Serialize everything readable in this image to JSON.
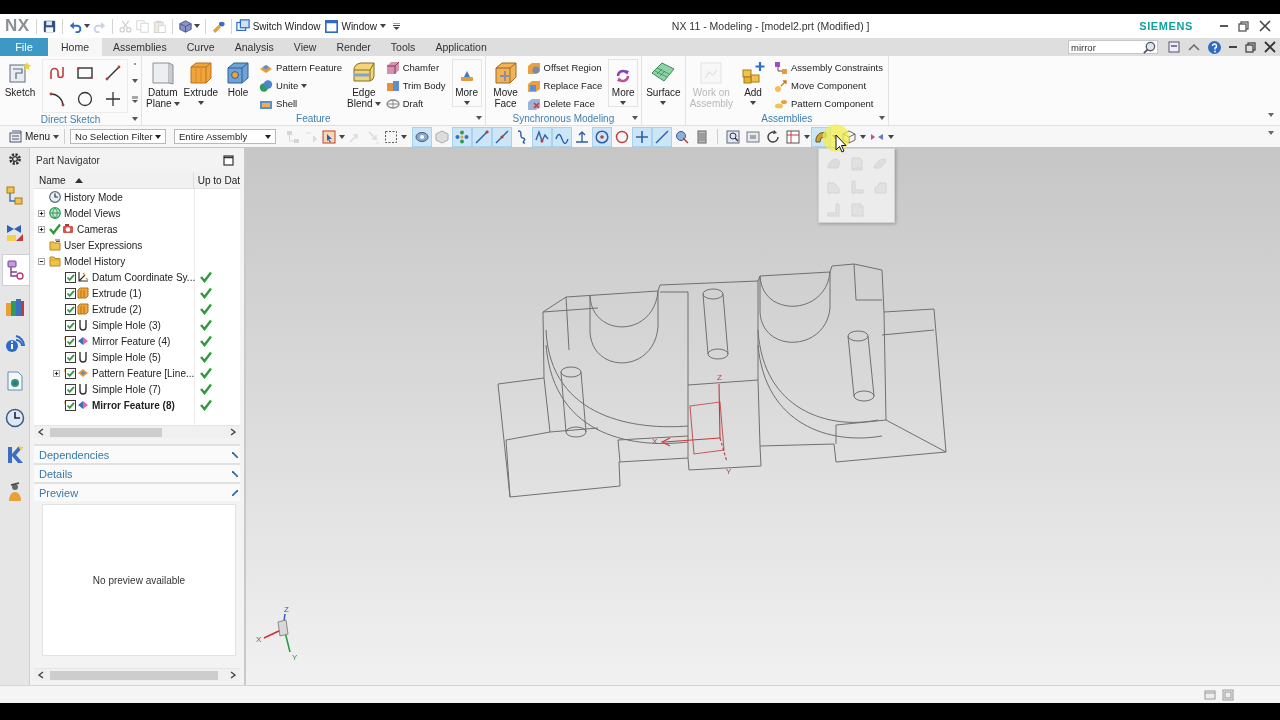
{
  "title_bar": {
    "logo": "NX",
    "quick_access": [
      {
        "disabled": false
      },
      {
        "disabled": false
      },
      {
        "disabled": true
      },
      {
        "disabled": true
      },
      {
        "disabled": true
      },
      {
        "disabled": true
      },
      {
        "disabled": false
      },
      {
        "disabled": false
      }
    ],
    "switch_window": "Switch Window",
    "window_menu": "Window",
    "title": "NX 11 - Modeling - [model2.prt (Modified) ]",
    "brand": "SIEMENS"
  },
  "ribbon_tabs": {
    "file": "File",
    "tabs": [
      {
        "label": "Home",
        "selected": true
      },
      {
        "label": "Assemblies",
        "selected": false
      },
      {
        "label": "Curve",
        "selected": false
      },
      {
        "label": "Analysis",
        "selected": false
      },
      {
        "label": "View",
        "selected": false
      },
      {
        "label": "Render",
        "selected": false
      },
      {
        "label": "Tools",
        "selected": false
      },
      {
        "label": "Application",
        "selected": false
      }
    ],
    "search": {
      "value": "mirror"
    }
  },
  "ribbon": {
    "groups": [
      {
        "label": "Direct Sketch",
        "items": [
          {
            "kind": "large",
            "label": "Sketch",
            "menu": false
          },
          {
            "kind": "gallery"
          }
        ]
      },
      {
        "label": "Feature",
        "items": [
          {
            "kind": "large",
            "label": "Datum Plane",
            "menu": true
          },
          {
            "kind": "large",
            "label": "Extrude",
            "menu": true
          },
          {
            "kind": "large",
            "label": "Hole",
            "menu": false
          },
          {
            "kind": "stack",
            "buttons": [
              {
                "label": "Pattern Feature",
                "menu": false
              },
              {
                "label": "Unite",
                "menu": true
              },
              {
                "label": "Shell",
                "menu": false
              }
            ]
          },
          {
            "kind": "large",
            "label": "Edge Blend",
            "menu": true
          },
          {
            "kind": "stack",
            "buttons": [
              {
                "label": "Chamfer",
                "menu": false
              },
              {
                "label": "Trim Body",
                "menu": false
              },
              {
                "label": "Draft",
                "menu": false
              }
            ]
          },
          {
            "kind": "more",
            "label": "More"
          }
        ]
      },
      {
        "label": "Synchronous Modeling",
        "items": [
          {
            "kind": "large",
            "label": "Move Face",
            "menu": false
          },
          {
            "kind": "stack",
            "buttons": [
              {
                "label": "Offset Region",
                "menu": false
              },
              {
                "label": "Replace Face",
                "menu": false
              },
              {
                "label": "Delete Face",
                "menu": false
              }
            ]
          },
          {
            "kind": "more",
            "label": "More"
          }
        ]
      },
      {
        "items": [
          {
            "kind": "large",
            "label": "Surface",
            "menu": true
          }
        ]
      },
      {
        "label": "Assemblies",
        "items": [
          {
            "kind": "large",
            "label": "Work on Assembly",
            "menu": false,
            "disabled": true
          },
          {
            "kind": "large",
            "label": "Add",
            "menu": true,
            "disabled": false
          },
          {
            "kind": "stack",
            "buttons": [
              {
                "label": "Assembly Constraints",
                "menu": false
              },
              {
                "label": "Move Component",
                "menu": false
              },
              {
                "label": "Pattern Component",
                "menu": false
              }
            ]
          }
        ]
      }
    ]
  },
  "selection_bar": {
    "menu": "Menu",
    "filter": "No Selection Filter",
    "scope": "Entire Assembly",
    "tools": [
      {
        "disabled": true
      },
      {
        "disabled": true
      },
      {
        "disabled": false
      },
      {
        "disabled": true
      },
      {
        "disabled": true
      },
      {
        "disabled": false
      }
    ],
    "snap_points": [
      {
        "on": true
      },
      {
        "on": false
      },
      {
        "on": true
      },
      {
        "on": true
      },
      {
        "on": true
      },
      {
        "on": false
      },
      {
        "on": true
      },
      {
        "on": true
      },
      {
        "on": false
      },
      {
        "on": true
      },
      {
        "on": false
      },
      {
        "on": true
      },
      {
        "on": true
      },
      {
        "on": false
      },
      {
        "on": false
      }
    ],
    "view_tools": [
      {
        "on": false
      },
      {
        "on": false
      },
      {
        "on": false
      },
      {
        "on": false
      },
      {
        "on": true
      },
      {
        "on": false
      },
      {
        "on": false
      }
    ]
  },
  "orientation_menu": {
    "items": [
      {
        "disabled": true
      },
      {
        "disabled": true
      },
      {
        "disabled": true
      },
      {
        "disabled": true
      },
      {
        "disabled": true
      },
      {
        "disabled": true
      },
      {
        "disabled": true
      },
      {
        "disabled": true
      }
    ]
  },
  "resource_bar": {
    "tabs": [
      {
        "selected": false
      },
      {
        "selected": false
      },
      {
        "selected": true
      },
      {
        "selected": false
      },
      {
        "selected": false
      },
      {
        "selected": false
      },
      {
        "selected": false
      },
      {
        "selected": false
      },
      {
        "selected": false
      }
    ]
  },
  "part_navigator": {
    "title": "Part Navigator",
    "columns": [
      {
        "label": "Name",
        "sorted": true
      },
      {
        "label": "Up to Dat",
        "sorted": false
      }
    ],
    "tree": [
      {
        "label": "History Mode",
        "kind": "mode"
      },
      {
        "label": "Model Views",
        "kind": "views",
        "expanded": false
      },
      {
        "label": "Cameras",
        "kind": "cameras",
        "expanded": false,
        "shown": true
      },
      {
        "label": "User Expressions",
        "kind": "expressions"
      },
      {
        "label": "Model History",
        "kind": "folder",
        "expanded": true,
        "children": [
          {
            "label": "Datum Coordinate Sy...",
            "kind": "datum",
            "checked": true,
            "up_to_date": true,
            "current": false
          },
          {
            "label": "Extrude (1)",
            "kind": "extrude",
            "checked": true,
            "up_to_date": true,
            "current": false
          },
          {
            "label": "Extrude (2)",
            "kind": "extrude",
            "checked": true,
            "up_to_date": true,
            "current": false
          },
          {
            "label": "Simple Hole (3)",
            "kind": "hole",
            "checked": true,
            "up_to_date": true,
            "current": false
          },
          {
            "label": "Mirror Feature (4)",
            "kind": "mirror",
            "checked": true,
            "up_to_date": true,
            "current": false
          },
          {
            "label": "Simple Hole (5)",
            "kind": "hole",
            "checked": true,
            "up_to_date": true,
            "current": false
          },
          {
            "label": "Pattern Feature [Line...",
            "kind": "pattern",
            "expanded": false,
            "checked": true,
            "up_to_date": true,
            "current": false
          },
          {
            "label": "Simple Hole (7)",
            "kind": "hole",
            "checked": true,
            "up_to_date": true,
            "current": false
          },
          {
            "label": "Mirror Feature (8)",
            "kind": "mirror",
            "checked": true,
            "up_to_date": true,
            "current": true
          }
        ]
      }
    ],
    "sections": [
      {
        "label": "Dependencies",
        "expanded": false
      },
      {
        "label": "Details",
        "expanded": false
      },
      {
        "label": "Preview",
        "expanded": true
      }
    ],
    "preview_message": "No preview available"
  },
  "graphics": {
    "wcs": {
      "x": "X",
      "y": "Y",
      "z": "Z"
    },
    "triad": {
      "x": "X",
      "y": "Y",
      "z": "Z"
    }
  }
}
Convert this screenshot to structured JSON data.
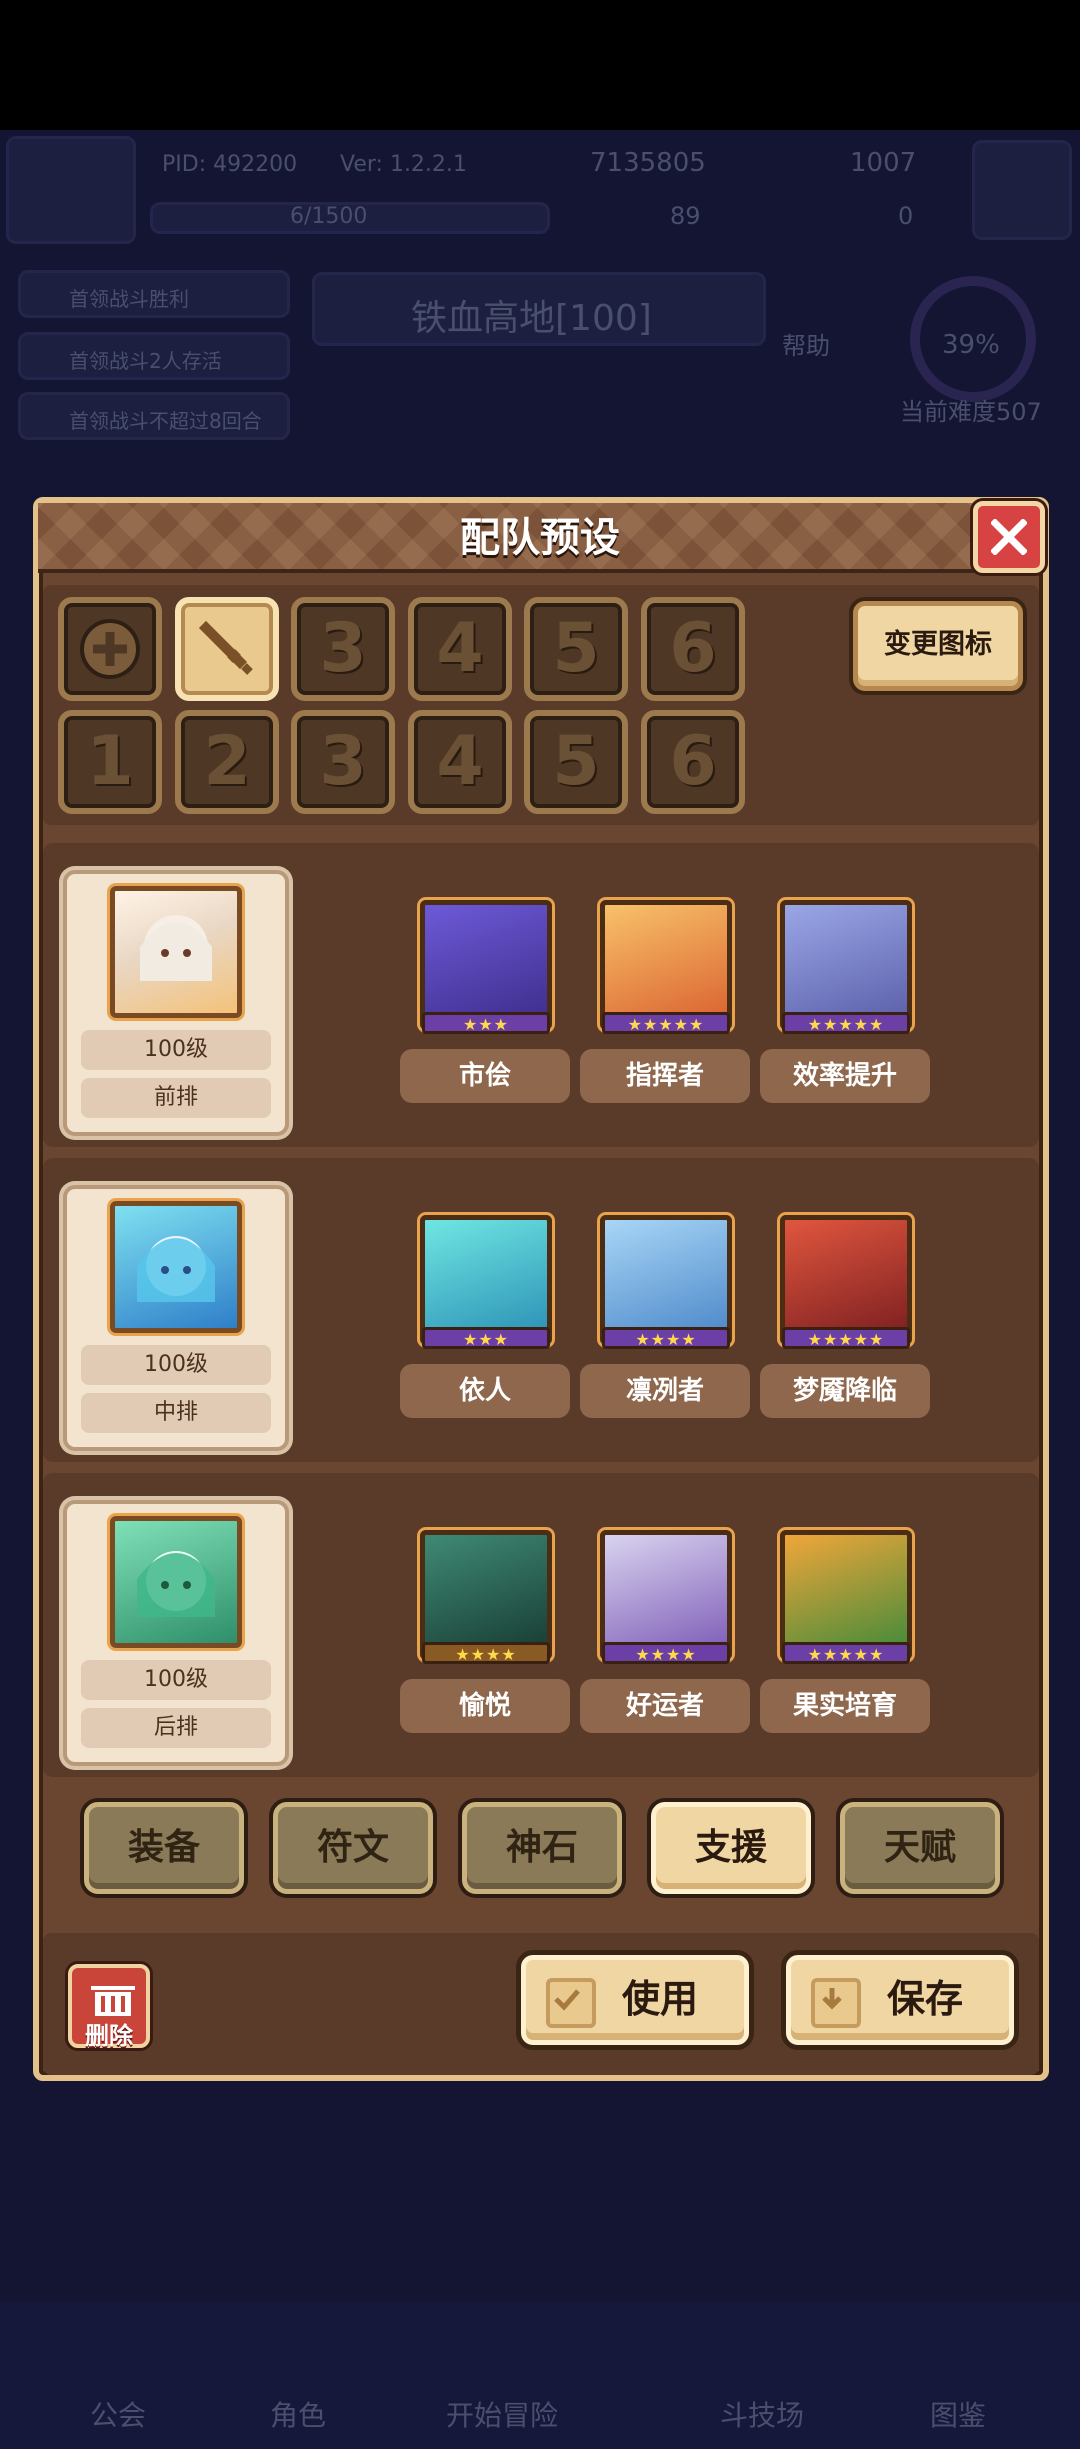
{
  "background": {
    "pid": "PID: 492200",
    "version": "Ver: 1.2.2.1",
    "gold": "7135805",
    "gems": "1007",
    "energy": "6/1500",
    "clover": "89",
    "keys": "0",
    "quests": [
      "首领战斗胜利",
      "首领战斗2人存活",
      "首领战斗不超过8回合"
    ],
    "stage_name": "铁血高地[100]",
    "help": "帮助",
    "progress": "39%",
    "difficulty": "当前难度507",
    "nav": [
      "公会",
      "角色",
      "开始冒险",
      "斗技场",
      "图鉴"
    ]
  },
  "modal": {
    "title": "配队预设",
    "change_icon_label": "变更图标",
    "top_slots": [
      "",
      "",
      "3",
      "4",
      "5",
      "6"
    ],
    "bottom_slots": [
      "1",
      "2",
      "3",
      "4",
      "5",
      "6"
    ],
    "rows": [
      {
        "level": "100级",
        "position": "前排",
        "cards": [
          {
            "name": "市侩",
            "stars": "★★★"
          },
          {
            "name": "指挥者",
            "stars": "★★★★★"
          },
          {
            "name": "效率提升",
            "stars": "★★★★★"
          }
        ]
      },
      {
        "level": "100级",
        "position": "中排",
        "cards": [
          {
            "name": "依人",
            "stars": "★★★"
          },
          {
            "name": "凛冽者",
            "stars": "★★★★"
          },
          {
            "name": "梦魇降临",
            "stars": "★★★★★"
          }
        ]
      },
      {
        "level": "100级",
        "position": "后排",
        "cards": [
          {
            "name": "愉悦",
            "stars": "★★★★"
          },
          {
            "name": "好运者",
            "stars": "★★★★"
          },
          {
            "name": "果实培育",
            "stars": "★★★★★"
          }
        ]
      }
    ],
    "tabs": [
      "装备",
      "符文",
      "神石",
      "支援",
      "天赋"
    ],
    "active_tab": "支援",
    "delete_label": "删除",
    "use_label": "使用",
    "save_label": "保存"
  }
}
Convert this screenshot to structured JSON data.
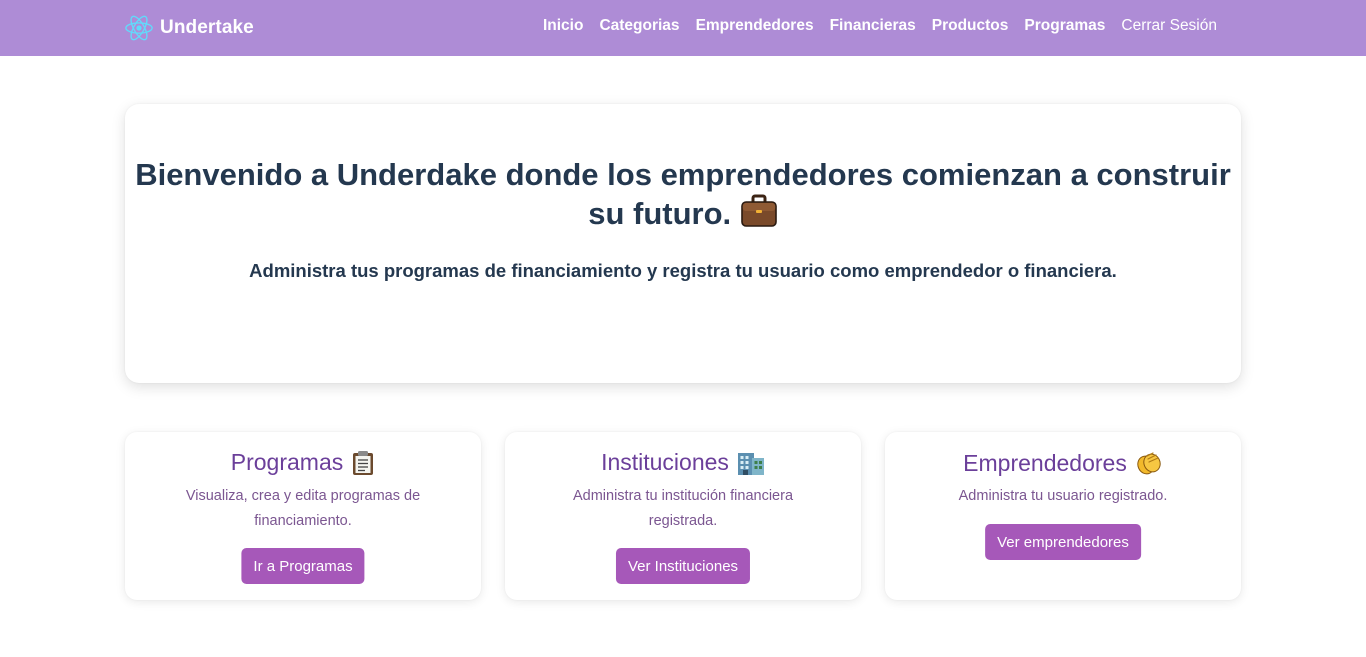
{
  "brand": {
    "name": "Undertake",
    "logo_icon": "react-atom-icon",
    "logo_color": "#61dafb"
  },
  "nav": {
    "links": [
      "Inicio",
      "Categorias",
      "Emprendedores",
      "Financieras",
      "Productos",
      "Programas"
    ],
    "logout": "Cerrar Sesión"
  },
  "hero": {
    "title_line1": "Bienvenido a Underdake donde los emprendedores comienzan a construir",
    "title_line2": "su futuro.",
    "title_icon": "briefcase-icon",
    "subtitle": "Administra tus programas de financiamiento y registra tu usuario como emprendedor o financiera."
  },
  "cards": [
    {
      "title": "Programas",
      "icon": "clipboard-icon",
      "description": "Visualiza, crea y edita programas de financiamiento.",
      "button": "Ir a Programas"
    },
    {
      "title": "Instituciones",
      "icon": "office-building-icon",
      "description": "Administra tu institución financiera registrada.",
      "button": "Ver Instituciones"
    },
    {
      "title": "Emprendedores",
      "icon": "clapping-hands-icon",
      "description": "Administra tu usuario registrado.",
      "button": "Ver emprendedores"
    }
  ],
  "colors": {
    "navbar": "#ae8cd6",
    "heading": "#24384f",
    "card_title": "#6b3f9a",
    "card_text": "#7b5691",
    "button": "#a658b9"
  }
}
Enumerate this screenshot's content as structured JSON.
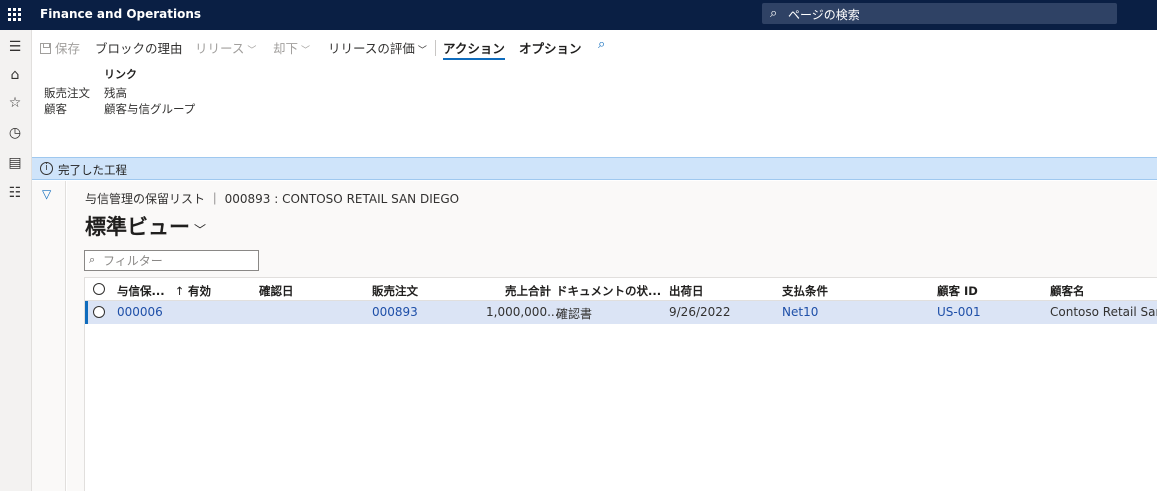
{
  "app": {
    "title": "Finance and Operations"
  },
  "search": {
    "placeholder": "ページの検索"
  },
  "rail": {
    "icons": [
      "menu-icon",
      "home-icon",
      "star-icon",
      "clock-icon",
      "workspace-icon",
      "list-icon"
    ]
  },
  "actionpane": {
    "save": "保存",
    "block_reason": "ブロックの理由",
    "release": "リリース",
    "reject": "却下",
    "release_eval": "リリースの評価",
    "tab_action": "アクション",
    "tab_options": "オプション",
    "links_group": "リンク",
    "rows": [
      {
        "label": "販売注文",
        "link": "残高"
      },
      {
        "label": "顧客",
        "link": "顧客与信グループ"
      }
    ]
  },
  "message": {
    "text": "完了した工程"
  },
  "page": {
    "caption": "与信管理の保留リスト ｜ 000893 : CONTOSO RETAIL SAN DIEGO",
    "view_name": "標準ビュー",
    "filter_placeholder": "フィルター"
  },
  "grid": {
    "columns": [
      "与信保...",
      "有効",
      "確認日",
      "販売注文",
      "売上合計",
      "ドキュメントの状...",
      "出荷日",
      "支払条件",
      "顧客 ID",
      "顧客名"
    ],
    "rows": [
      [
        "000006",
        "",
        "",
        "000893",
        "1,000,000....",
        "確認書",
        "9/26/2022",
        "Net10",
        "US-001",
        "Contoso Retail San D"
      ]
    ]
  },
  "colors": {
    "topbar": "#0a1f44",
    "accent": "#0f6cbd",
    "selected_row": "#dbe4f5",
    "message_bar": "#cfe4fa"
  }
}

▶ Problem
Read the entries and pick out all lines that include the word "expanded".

▶ Answer space
        "expanded": false
        "expanded": false,
        "expanded": true,
            "expanded": false,
        "expanded": false
        "expanded": false
        "expanded": true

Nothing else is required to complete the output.